The context here is that test cases are developed first with the intent of manual execution and later picked up for automation. This is a very common scenario that is prevalent today.

Let us consider two following situations or examples that indicate two distinct and extreme styles of test design

Design 1: “Understanding tests require domain knowledge” - Tests are designed and documented in a style that suitable for someone who is expert and has a familiarity with the application. Abbreviations and shortcuts etc are used very commonly. For a tester who does not have previous experience (they call it as domain knowledge), the tests does not make any sense and look like incomplete. Objective here is to write tests in quick time so that only a select few can understand. An analogy would be a prescription written by a doctor that only a pharmacist can read and understand (this is a regular practice for the Doctors in India). Test design of packaged software apps, ERP applications is seen to follow this approach

Design 2: “Even college students should be able to execute the tests” – This is other extreme of test design where, the tests are detailed to a greatest detail possible so that each documented test is complete unit. Some of these tests even start from “Start windows ….” The intent of test design is to reduce the time required for a new person to understand and execute the tests. The drivers for such a test design/documentation style are high resource turn over and high cost of testing resources. IT organizations with very small or no testing teams on their own seem to follow this approach of test design.

Now, which test design style would be suitable for “Automation”? Which test design style lends itself for automation?

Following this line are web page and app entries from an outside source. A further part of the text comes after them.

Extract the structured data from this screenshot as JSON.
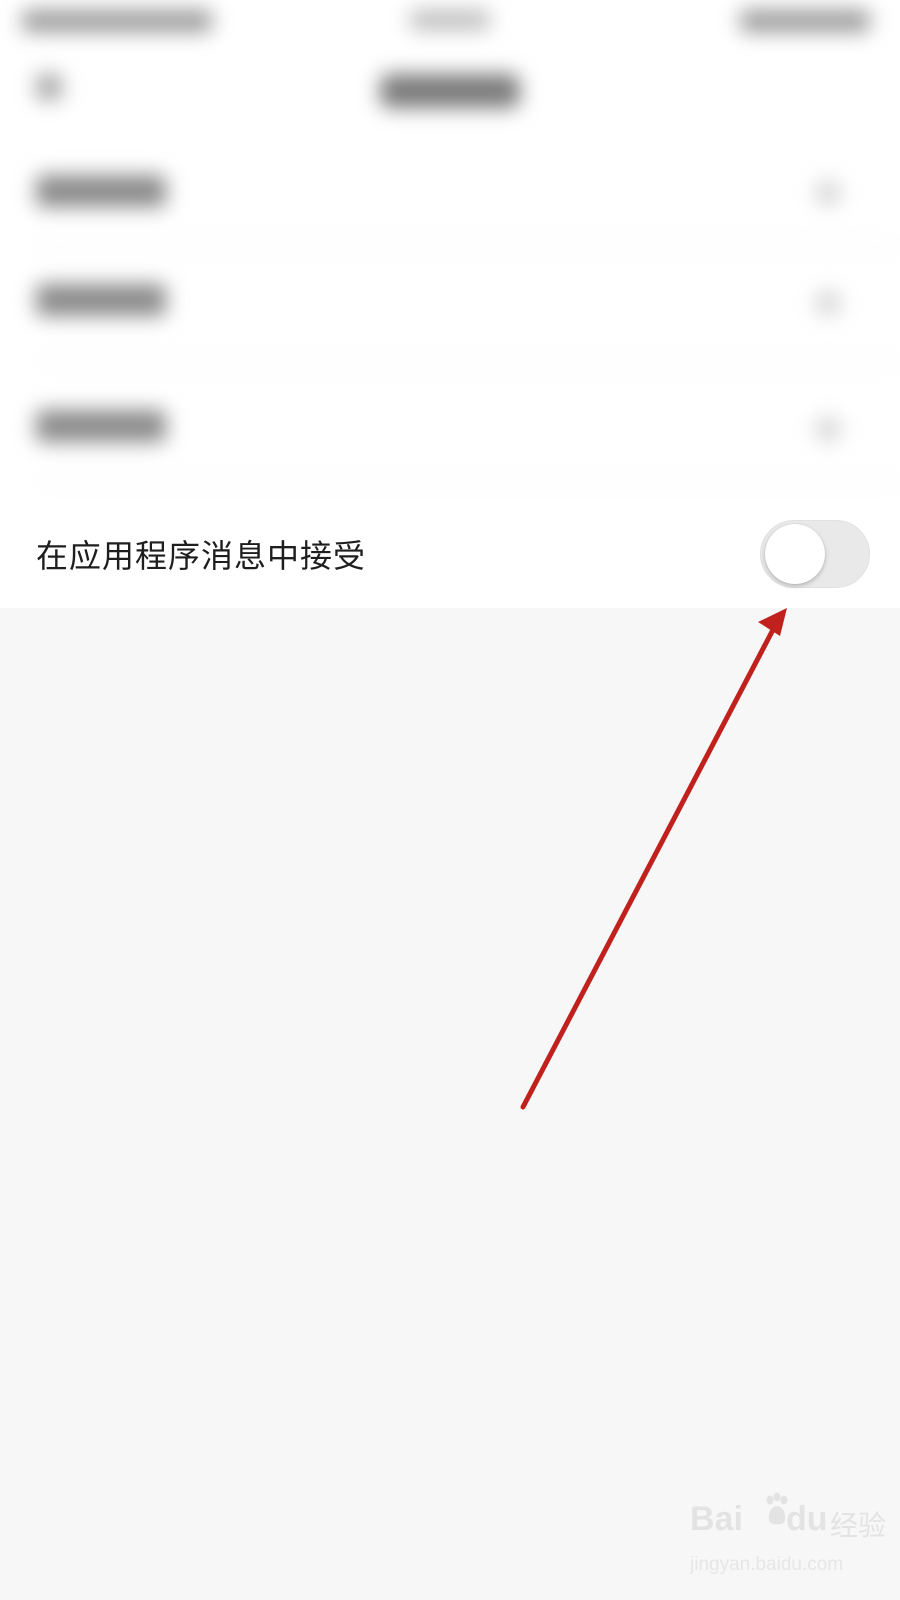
{
  "setting": {
    "label": "在应用程序消息中接受",
    "toggle_on": false
  },
  "annotation": {
    "arrow_color": "#c0211d"
  },
  "watermark": {
    "brand": "Bai",
    "brand_tail": "du",
    "cn": "经验",
    "url": "jingyan.baidu.com"
  },
  "colors": {
    "background": "#f7f7f7",
    "row_background": "#ffffff",
    "toggle_track_off": "#e9e9ea",
    "text": "#1e1e1e"
  }
}
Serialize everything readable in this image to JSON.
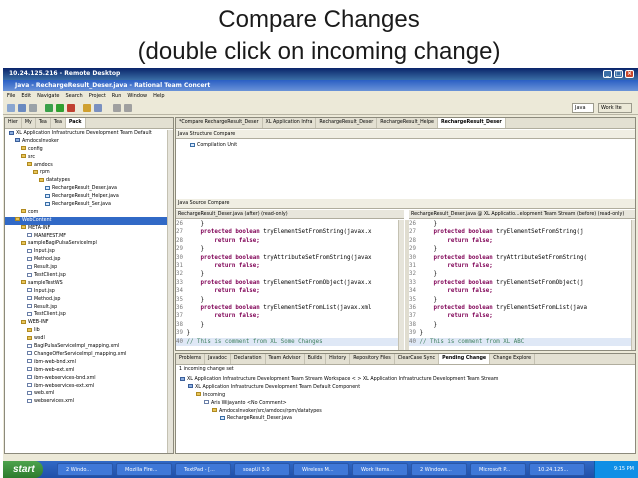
{
  "slide": {
    "title_line1": "Compare Changes",
    "title_line2": "(double click on incoming change)"
  },
  "remote": {
    "title": "10.24.125.216 - Remote Desktop"
  },
  "window": {
    "title": "Java - RechargeResult_Deser.java - Rational Team Concert"
  },
  "menu": [
    "File",
    "Edit",
    "Navigate",
    "Search",
    "Project",
    "Run",
    "Window",
    "Help"
  ],
  "perspectives": {
    "java": "Java",
    "work": "Work Ite"
  },
  "left_tabs": [
    "Hier",
    "My",
    "Tea",
    "Tea",
    "Pack"
  ],
  "left_tree": [
    {
      "t": "XL Application Infrastructure Development Team Default",
      "d": 0,
      "k": "proj"
    },
    {
      "t": "AmdocsInvoker",
      "d": 1,
      "k": "proj"
    },
    {
      "t": "config",
      "d": 2,
      "k": "fold"
    },
    {
      "t": "src",
      "d": 2,
      "k": "fold"
    },
    {
      "t": "amdocs",
      "d": 3,
      "k": "fold"
    },
    {
      "t": "rpm",
      "d": 4,
      "k": "fold"
    },
    {
      "t": "datatypes",
      "d": 5,
      "k": "fold"
    },
    {
      "t": "RechargeResult_Deser.java",
      "d": 6,
      "k": "jv"
    },
    {
      "t": "RechargeResult_Helper.java",
      "d": 6,
      "k": "jv"
    },
    {
      "t": "RechargeResult_Ser.java",
      "d": 6,
      "k": "jv"
    },
    {
      "t": "com",
      "d": 2,
      "k": "fold"
    },
    {
      "t": "WebContent",
      "d": 1,
      "k": "fold",
      "sel": true
    },
    {
      "t": "META-INF",
      "d": 2,
      "k": "fold"
    },
    {
      "t": "MANIFEST.MF",
      "d": 3,
      "k": "file"
    },
    {
      "t": "sampleBagiPulsaServiceImpl",
      "d": 2,
      "k": "fold"
    },
    {
      "t": "Input.jsp",
      "d": 3,
      "k": "file"
    },
    {
      "t": "Method.jsp",
      "d": 3,
      "k": "file"
    },
    {
      "t": "Result.jsp",
      "d": 3,
      "k": "file"
    },
    {
      "t": "TestClient.jsp",
      "d": 3,
      "k": "file"
    },
    {
      "t": "sampleTestWS",
      "d": 2,
      "k": "fold"
    },
    {
      "t": "Input.jsp",
      "d": 3,
      "k": "file"
    },
    {
      "t": "Method.jsp",
      "d": 3,
      "k": "file"
    },
    {
      "t": "Result.jsp",
      "d": 3,
      "k": "file"
    },
    {
      "t": "TestClient.jsp",
      "d": 3,
      "k": "file"
    },
    {
      "t": "WEB-INF",
      "d": 2,
      "k": "fold"
    },
    {
      "t": "lib",
      "d": 3,
      "k": "fold"
    },
    {
      "t": "wsdl",
      "d": 3,
      "k": "fold"
    },
    {
      "t": "BagiPulsaServiceImpl_mapping.xml",
      "d": 3,
      "k": "file"
    },
    {
      "t": "ChangeOfferServiceImpl_mapping.xml",
      "d": 3,
      "k": "file"
    },
    {
      "t": "ibm-web-bnd.xml",
      "d": 3,
      "k": "file"
    },
    {
      "t": "ibm-web-ext.xml",
      "d": 3,
      "k": "file"
    },
    {
      "t": "ibm-webservices-bnd.xml",
      "d": 3,
      "k": "file"
    },
    {
      "t": "ibm-webservices-ext.xml",
      "d": 3,
      "k": "file"
    },
    {
      "t": "web.xml",
      "d": 3,
      "k": "file"
    },
    {
      "t": "webservices.xml",
      "d": 3,
      "k": "file"
    }
  ],
  "editor_tabs": [
    "*Compare RechargeResult_Deser",
    "XL Application Infra",
    "RechargeResult_Deser",
    "RechargeResult_Helpe",
    "RechargeResult_Deser"
  ],
  "structure": {
    "header": "Java Structure Compare",
    "item": "Compilation Unit"
  },
  "source": {
    "header": "Java Source Compare",
    "left_title": "RechargeResult_Deser.java (after) (read-only)",
    "right_title": "RechargeResult_Deser.java @ XL Applicatio...elopment Team Stream (before) (read-only)",
    "left": [
      {
        "n": "26",
        "c": "    }"
      },
      {
        "n": "27",
        "k": "    protected boolean",
        "c": " tryElementSetFromString(javax.x"
      },
      {
        "n": "28",
        "k": "        return false;",
        "c": ""
      },
      {
        "n": "29",
        "c": "    }"
      },
      {
        "n": "30",
        "k": "    protected boolean",
        "c": " tryAttributeSetFromString(javax"
      },
      {
        "n": "31",
        "k": "        return false;",
        "c": ""
      },
      {
        "n": "32",
        "c": "    }"
      },
      {
        "n": "33",
        "k": "    protected boolean",
        "c": " tryElementSetFromObject(javax.x"
      },
      {
        "n": "34",
        "k": "        return false;",
        "c": ""
      },
      {
        "n": "35",
        "c": "    }"
      },
      {
        "n": "36",
        "k": "    protected boolean",
        "c": " tryElementSetFromList(javax.xml"
      },
      {
        "n": "37",
        "k": "        return false;",
        "c": ""
      },
      {
        "n": "38",
        "c": "    }"
      },
      {
        "n": "39",
        "c": "}"
      },
      {
        "n": "40",
        "cm": "// This is comment from XL Some Changes"
      }
    ],
    "right": [
      {
        "n": "26",
        "c": "    }"
      },
      {
        "n": "27",
        "k": "    protected boolean",
        "c": " tryElementSetFromString(j"
      },
      {
        "n": "28",
        "k": "        return false;",
        "c": ""
      },
      {
        "n": "29",
        "c": "    }"
      },
      {
        "n": "30",
        "k": "    protected boolean",
        "c": " tryAttributeSetFromString("
      },
      {
        "n": "31",
        "k": "        return false;",
        "c": ""
      },
      {
        "n": "32",
        "c": "    }"
      },
      {
        "n": "33",
        "k": "    protected boolean",
        "c": " tryElementSetFromObject(j"
      },
      {
        "n": "34",
        "k": "        return false;",
        "c": ""
      },
      {
        "n": "35",
        "c": "    }"
      },
      {
        "n": "36",
        "k": "    protected boolean",
        "c": " tryElementSetFromList(java"
      },
      {
        "n": "37",
        "k": "        return false;",
        "c": ""
      },
      {
        "n": "38",
        "c": "    }"
      },
      {
        "n": "39",
        "c": "}"
      },
      {
        "n": "40",
        "cm": "// This is comment from XL ABC"
      }
    ]
  },
  "bottom_tabs": [
    "Problems",
    "Javadoc",
    "Declaration",
    "Team Advisor",
    "Builds",
    "History",
    "Repository Files",
    "ClearCase Sync",
    "Pending Change",
    "Change Explore"
  ],
  "pending": {
    "summary": "1 incoming change set",
    "tree": [
      {
        "t": "XL Application Infrastructure Development Team Stream Workspace < > XL Application Infrastructure Development Team Stream",
        "d": 0,
        "k": "proj"
      },
      {
        "t": "XL Application Infrastructure Development Team Default Component",
        "d": 1,
        "k": "proj"
      },
      {
        "t": "Incoming",
        "d": 2,
        "k": "fold"
      },
      {
        "t": "Aris Wijayanto  <No Comment>",
        "d": 3,
        "k": "file"
      },
      {
        "t": "AmdocsInvoker/src/amdocs/rpm/datatypes",
        "d": 4,
        "k": "fold"
      },
      {
        "t": "RechargeResult_Deser.java",
        "d": 5,
        "k": "jv"
      }
    ]
  },
  "taskbar": {
    "start": "start",
    "items": [
      "2 Windo...",
      "Mozilla Fire...",
      "TextPad - [...",
      "soapUI 3.0",
      "Wireless M...",
      "Work Items...",
      "2 Windows...",
      "Microsoft P...",
      "10.24.125..."
    ],
    "clock": "9:15 PM"
  }
}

I would say none. In my opinion, both of these test design styles are excellent examples or ways of making the automation “difficult”

Important questions in this case would be “What is testing mission” and “what are objectives of Automation”. Unfortunately, the proponents of both of these styles of test design tend to down play the importance of these questions.

An excellent example of “context free thinking” …

Quoting James Bach --- “What makes something not context-driven is partly that the methods applied don't solve the problems at hand. This is the most common situation I encounter with large projects: somebody thinks that documentation is important, but they don't think much about whether the documentation they produce is really helping the situation, or rather hurting it.”

-- Shrini